Our Best Fourth of July Recipes: Hamburgers, Coleslaw, Homemade Ice Cream and More

Independence Day, or the Fourth of July as most of us call it, commemorates the date in 1776 when the Continental Congress adopted the Declaration of Independence, a written resolution announcing the United States’ freedom from British rule. (The legal separation actually happened two days before, on July 2.) In our founding fathers’ honor, let’s eat barbecue and set things on fire. Here are our best July 4 recipes.

Dips and Appetizers

Load up the picnic table with plenty of appetizers and dips. Lemony whipped feta with charred scallions is a reader favorite (drizzle it with honey before serving for salty-sweet perfection). For a classy(ish) affair, make baked Brie, pigs in a blanket or sausage rolls (use store-bought puff pastry). Go traditional with sour cream and onion dip, seven-layer dip, salsa or guacamole.

Grilling and Barbecue Recipes

Summer is barbecue season, and we’re here for it with tons of recipes for your grill or smoker. We have a great guide to show you how to grill steak, burgers, chicken, seafood and vegetables perfectly. Think you can’t grill chicken breasts without them tasting like shoe leather? Try this recipe with turmeric and lime. Readers love it. If you’re worried about overcooking chicken, try boneless chicken thighs. They’re great on the grill because they’re almost impossible to mess up. These are marinated in and basted with chimichurri for plenty of bright flavor. Is fried chicken more your speed? We like Nashville-style hot fried chicken or Indiana fried chicken for a little kick.

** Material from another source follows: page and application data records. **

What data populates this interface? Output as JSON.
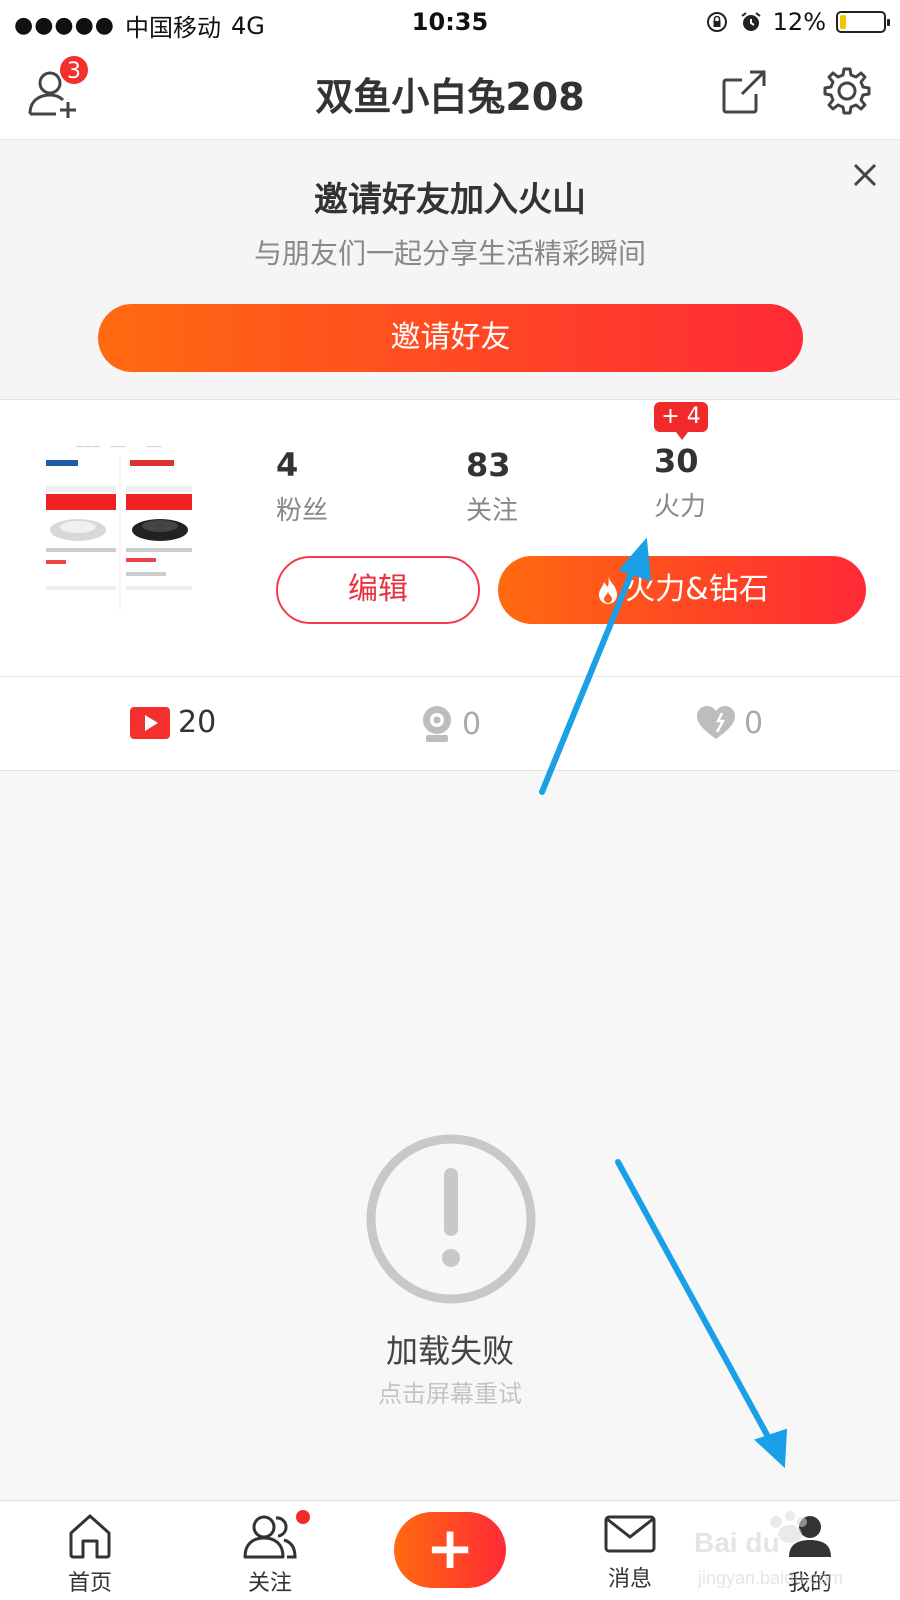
{
  "status_bar": {
    "signal": "●●●●●",
    "carrier": "中国移动",
    "network": "4G",
    "time": "10:35",
    "battery": "12%",
    "battery_level": 0.12
  },
  "header": {
    "title": "双鱼小白兔208",
    "friend_badge": "3"
  },
  "invite": {
    "title": "邀请好友加入火山",
    "subtitle": "与朋友们一起分享生活精彩瞬间",
    "button": "邀请好友"
  },
  "profile": {
    "stats": [
      {
        "value": "4",
        "label": "粉丝"
      },
      {
        "value": "83",
        "label": "关注"
      },
      {
        "value": "30",
        "label": "火力"
      }
    ],
    "fire_increment": "+ 4",
    "edit_button": "编辑",
    "fire_button": "火力&钻石"
  },
  "counts": {
    "videos": "20",
    "live": "0",
    "likes": "0"
  },
  "error": {
    "title": "加载失败",
    "subtitle": "点击屏幕重试"
  },
  "tabbar": {
    "items": [
      {
        "label": "首页"
      },
      {
        "label": "关注"
      },
      {
        "label": "消息"
      },
      {
        "label": "我的"
      }
    ]
  },
  "colors": {
    "accent_start": "#ff6a0f",
    "accent_end": "#ff2a36",
    "badge": "#f3302e",
    "annotation_arrow": "#1aa0e6"
  }
}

Vegetarian Grilling Recipes

For the vegetarians among us, Melissa Clark’s ultimate veggie burger requires a little work, but it’s well worth it. (Make a large batch and freeze some for Labor Day!) You could grill pizza or asparagus, tofu or peaches, halloumi or bread. Almost everything tastes a little better when it’s been fire-kissed. Even poundcake.

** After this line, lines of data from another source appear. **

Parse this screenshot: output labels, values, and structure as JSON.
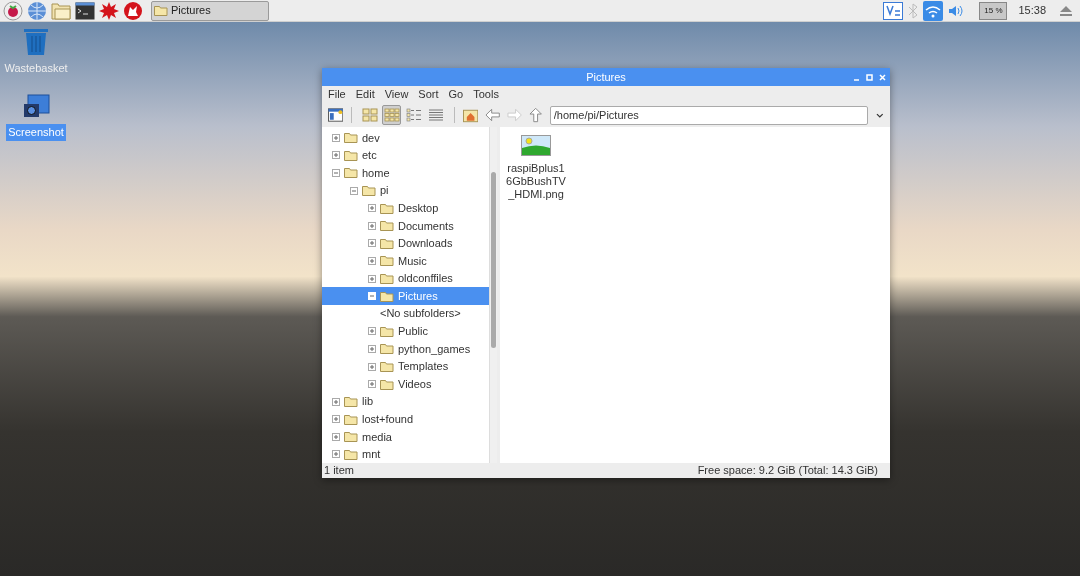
{
  "taskbar": {
    "launchers": [
      {
        "kind": "menu"
      },
      {
        "kind": "browser"
      },
      {
        "kind": "files"
      },
      {
        "kind": "terminal"
      },
      {
        "kind": "burst"
      },
      {
        "kind": "math"
      }
    ],
    "tasks": [
      {
        "label": "Pictures",
        "selected": true
      }
    ],
    "tray": {
      "cpu": "15 %",
      "clock": "15:38"
    }
  },
  "desktop_icons": [
    {
      "kind": "trash",
      "label": "Wastebasket",
      "selected": false
    },
    {
      "kind": "screenshot",
      "label": "Screenshot",
      "selected": true
    }
  ],
  "window": {
    "title": "Pictures",
    "menu": [
      "File",
      "Edit",
      "View",
      "Sort",
      "Go",
      "Tools"
    ],
    "view_modes": [
      {
        "kind": "thumbnail",
        "selected": false
      },
      {
        "kind": "icon",
        "selected": true
      },
      {
        "kind": "compact",
        "selected": false
      },
      {
        "kind": "list",
        "selected": false
      }
    ],
    "path": "/home/pi/Pictures",
    "tree": [
      {
        "label": "dev",
        "expanded": false,
        "selected": false
      },
      {
        "label": "etc",
        "expanded": false,
        "selected": false
      },
      {
        "label": "home",
        "expanded": true,
        "selected": false,
        "children": [
          {
            "label": "pi",
            "expanded": true,
            "selected": false,
            "children": [
              {
                "label": "Desktop",
                "expanded": false,
                "selected": false
              },
              {
                "label": "Documents",
                "expanded": false,
                "selected": false
              },
              {
                "label": "Downloads",
                "expanded": false,
                "selected": false
              },
              {
                "label": "Music",
                "expanded": false,
                "selected": false
              },
              {
                "label": "oldconffiles",
                "expanded": false,
                "selected": false
              },
              {
                "label": "Pictures",
                "expanded": true,
                "selected": true,
                "children": [
                  {
                    "kind": "placeholder",
                    "label": "<No subfolders>"
                  }
                ]
              },
              {
                "label": "Public",
                "expanded": false,
                "selected": false
              },
              {
                "label": "python_games",
                "expanded": false,
                "selected": false
              },
              {
                "label": "Templates",
                "expanded": false,
                "selected": false
              },
              {
                "label": "Videos",
                "expanded": false,
                "selected": false
              }
            ]
          }
        ]
      },
      {
        "label": "lib",
        "expanded": false,
        "selected": false
      },
      {
        "label": "lost+found",
        "expanded": false,
        "selected": false
      },
      {
        "label": "media",
        "expanded": false,
        "selected": false
      },
      {
        "label": "mnt",
        "expanded": false,
        "selected": false
      }
    ],
    "files": [
      {
        "kind": "image",
        "name": "raspiBplus1\n6GbBushTV\n_HDMI.png"
      }
    ],
    "status": {
      "count": "1 item",
      "free_space": "Free space: 9.2 GiB (Total: 14.3 GiB)"
    }
  }
}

Side Dishes and Summer Salads

We hold this truth to be self-evident: It’s all about the sides. There’s coleslaw, of course. This potato salad with Dijon vinaigrette is a reader favorite because it doesn’t have all the mayonnaise that most traditional potato salads do. (For something along those lines, try Melissa Clark’s garlic aioli potato salad.) Here are 14 salads you can make in advance and take to your neighbor’s potluck. Our favorites are this refreshing cucumber and watermelon salad with feta and this cucumber salad with soy, ginger and garlic. (Cucumbers are having a moment.) Think you don’t like pasta salad? Here are seven pasta salad recipes to make you think again.

Desserts

Flag cakes are great, but who has the time? Sam Sifton’s blueberry pie (or these simple blueberry pie bars), this easy fresh strawberry pie or this strawberry-blueberry cobbler are excellent, kind-of patriotic choices for Independence Day. And you can never go wrong with poundcake, strawberries and piles of whipped cream. If you’re a fan of 9-by-13 desserts (they feed a crowd, and they’re easy to transport!), here is an entire collection of recipes for that magical, multipurpose pan. We like this simple peach cobbler that you can make with fresh or frozen peaches. Serve it with homemade ice cream.

Cocktails and Nonalcoholic Drinks

For picnic sipping, this batch version of a classic G and T goes well with scorching weather and rich food hot off the grill. This spicy-sweet watermelon and tequila punch is a reader favorite (and this watermelon cooler is an alcohol-free option). There’s always sangria: classic, rosé or strawberry-peach. And margaritas never go out of style.





Follow NYT Food on Twitter and NYT Cooking on Instagram, Facebook, YouTube and Pinterest. Get regular updates from NYT Cooking, with recipe suggestions, cooking tips and shopping advice.

Source: Read Full Article